“The Stilton is exactly what you want to cut through the smoke. Even if you don’t like strong cheeses, this will be the best cheese you’ve ever tasted.”
Datto’s Chief Marketing Officer Matt Richards slid a glass over to me containing a thumbnail of amber liquid followed by a scent of smoke and ethanol. It was a Bunnahabhain Islay Single Malt Scotch Whisky, aged 12 years and freshly uncorked at the Datto Boston office Whiskey Tasting on Friday April 27th, put on by Boston’s Forced Fun Committee. Richards was right: the stinky cheese was definitely stinky, but it was the best cheese I ever tasted after a swig of the vibrant whiskey.
While the office enjoys the trappings of a prototypical Boston Tech Startup in regards to beer fridges and a liquor room, the Whiskey Tasting was a special program that took advantage of local whiskey aficionado Matt Richards.
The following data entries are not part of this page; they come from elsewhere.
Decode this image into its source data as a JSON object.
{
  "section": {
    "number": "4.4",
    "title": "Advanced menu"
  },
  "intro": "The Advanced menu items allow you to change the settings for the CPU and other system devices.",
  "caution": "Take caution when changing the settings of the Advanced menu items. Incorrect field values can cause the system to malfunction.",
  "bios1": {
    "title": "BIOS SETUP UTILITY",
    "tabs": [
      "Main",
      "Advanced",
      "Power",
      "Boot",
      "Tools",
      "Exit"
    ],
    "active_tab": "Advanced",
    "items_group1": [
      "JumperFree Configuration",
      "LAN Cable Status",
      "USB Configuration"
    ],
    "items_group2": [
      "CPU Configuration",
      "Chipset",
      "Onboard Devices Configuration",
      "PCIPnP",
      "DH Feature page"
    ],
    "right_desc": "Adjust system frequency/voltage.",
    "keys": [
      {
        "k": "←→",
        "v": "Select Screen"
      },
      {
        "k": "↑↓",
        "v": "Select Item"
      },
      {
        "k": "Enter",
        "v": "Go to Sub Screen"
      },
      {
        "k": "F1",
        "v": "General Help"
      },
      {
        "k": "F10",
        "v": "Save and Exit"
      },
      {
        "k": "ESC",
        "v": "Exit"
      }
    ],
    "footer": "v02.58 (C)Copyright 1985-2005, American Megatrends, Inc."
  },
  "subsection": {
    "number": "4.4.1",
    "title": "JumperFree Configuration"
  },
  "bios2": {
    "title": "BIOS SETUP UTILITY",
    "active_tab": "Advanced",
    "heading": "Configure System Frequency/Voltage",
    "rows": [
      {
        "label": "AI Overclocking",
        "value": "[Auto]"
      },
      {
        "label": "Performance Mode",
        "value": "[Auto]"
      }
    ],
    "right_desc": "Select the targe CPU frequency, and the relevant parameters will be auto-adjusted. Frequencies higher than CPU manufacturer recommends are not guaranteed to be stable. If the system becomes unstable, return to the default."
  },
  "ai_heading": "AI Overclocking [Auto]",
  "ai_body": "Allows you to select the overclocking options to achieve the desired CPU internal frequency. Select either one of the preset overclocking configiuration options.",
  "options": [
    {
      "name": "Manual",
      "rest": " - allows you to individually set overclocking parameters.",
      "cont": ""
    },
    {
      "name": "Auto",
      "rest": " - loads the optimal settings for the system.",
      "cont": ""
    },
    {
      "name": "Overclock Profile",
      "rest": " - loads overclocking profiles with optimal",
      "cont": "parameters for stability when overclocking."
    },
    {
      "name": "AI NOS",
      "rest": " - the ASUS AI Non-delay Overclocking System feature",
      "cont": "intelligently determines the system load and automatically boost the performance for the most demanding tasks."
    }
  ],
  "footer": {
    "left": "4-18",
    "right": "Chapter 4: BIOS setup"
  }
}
Inspired by a Forced Fun Wine Tasting a year prior, the Friday afternoon Whiskey Tasting was more educational than inebriating.
“Scotch whiskey is just like beer, but without the hops. All the variety you appreciate in beer is possible with whiskey; it doesn’t have to be so intimidating.” For the relatively young office, whiskey comes in a shot glass during a night at the bar rather than a slower and appreciative experience that Richards explained. For Phil Drake, this hit the mark, “While the highlights were certainly tied to the tastes, the opportunity to learn about them was very cool and has piqued my interest to learn more.”
Local preferences had been illustrated by buying habits. The Datto Boston beer fridge regularly restocked niche beers from local breweries whereas the Datto Boston secret whiskey room was rarely supplied with its namesake. This microcosm echoed statewide drinking habits: Massachusetts has been fermenting as a popular beer scene with the explosion on breweries (grown from 50 in 2011 to 129 in 2017), whereas distilleries have grown at a lower pace (from 2 businesses in 2005 to 18 in 2015). Access to education on the iconic beverage had been in short supply until Richards mentioned that he runs whiskey tastings regularly.
The Boston Forced Fun committee, comprised of volunteers in the Datto Boston office, plans events throughout the year that celebrate Boston’s unique culture. Other events, such as the Boston Top Chef (where challengers had to make a dish using ingredients found in the communal kitchen), didn’t have as much class as the whiskey tasting.
“Knowing Datto people…we need a lot more cheese and bread,” said Suki Heng, Boston’s Office Administrator and unofficial Forced Fun leader. At Richards’ request, the whiskey tasting was supplemented by a whiskey-specific cheese plate from Formaggio Kitchen, a gourmet foods store in the Boston South End. Forced Fun picked up the tab on a few bottles while Richards supplied the majority of the fourteen different whiskeys available for tasting.
The investment clearly paid off. “The Whiskey event was awesome! Very cool to try new types of whiskey with some background on how they are made and geographic origins!” said Alex Gusha, one of the sales representatives. Brendan Guiry agreed and added, “I had an opportunity to speak with a few people I wouldn’t usually have a conversation with since I sit on the sales floor. I also found it extremely insightful. It was a fun group bonding experience where it seemed like everyone involved was truly interested in learning a little bit more about the delicious liquid we consume.” Even for experienced tasters like Evan Wilson, the tasting was a hit, “I’ve always fancied myself a whiskey guy and it was tremendously informative- and delicious.”